Infant formula recall

The U.S. Food and Drug Administration is investigating illnesses possibly caused by certain Abbott Nutrition powdered infant formulas and is advising people not to use them. The products labeled under Similac, Alimentum, or EleCare can be identified by codes found on the containers. FDA photo

The U.S. Food and Drug Administration is investigating illnesses possibly related to consumption of powdered infant formulas from Abbott Nutrition’s facility in Sturgis, Michigan, including Similac, Alimentum, and EleCare.

The FDA is advising people not to use those products if:

  • the first two digits of a container’s code are 22 through 27;
  • the code contains K8, SH, or Z2; 
  • and the expiration date is 4-1-2022 (APR 2022) or later.

The recall also includes Abbott Nutrition’s Similac PM 60/40 product with the lot code 27032K800 (both can and case).

The investigation started after recent cases of Cronobacter sakazakii and Salmonella Newport infections were reported.

According to the FDA, the products made at the Michigan plant can be found across the United States. Cases also have been exported to other countries. Products that don’t contain the information listed above are not affected. The FDA is not including liquid products in the recall.

The FDA is investigating complaints of five infant illnesses from several states. According to the administration’s advisory, the investigation includes four reports of Cronobacter sakazakii infections in infants and one infection of Salmonella Newport. All five illnesses resulted in hospitalization, and Cronobacter might have contributed to two deaths.

Based on the investigation, the most recent patient reportedly consumed Abbott Nutrition’s Similac PM 60/40 product with the lot code 27032K800. Abbott Nutrition has, as a result, voluntarily recalled that product. 

“As this is a product used as the sole source of nutrition for many of our nation’s newborns and infants, the FDA is deeply concerned about these reports of bacterial infections,” said Frank Yiannas, FDA deputy commissioner for Food Policy and Response, in a statement. “We want to reassure the public that we’re working diligently with our partners to investigate complaints related to these products, which we recognize include infant formula produced at this facility, while we work to resolve this safety concern as quickly as possible.”

The FDA advises parents and caregivers of infants who have used these products and are concerned about the health of their child to contact their child’s healthcare provider.

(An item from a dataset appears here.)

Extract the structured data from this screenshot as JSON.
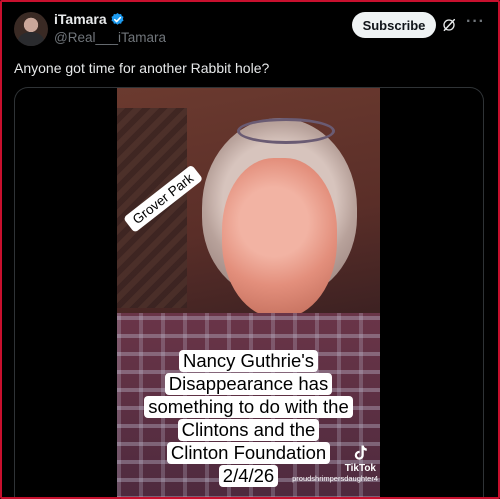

Parents and consumers can check if their powdered formula is part of the recall by entering the product lot code usually found on the bottom of the package on the company’s website

View the FDA’s recall notice for more information.